### INSTRUCTIONS TO FOLLOW
In the data that follows, count every line holding the string "Other" and give the count alone.

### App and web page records
§ §

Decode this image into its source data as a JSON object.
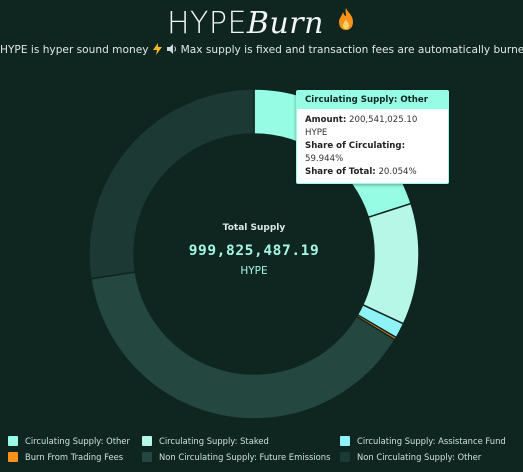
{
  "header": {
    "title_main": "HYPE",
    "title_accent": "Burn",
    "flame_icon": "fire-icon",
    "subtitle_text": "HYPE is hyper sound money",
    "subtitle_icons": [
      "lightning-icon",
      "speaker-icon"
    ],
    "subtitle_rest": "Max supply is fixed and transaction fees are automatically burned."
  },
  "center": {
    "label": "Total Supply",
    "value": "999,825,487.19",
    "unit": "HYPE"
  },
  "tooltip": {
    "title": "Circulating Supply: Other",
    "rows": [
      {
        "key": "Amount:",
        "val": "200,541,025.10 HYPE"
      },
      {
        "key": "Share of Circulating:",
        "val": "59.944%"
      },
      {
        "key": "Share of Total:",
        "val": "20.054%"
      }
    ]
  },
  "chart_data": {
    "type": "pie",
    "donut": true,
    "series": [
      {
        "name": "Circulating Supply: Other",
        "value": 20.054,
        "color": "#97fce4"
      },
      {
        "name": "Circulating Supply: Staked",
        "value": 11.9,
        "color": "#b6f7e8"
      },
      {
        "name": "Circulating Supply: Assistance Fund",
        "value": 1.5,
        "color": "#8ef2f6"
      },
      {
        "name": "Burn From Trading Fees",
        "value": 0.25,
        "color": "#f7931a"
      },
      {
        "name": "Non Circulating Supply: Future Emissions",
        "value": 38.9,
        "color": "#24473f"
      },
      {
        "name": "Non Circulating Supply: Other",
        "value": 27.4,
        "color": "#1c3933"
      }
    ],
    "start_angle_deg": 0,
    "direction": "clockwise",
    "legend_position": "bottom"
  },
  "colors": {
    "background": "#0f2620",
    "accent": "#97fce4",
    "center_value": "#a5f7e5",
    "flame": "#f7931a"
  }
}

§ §

### REPLY
3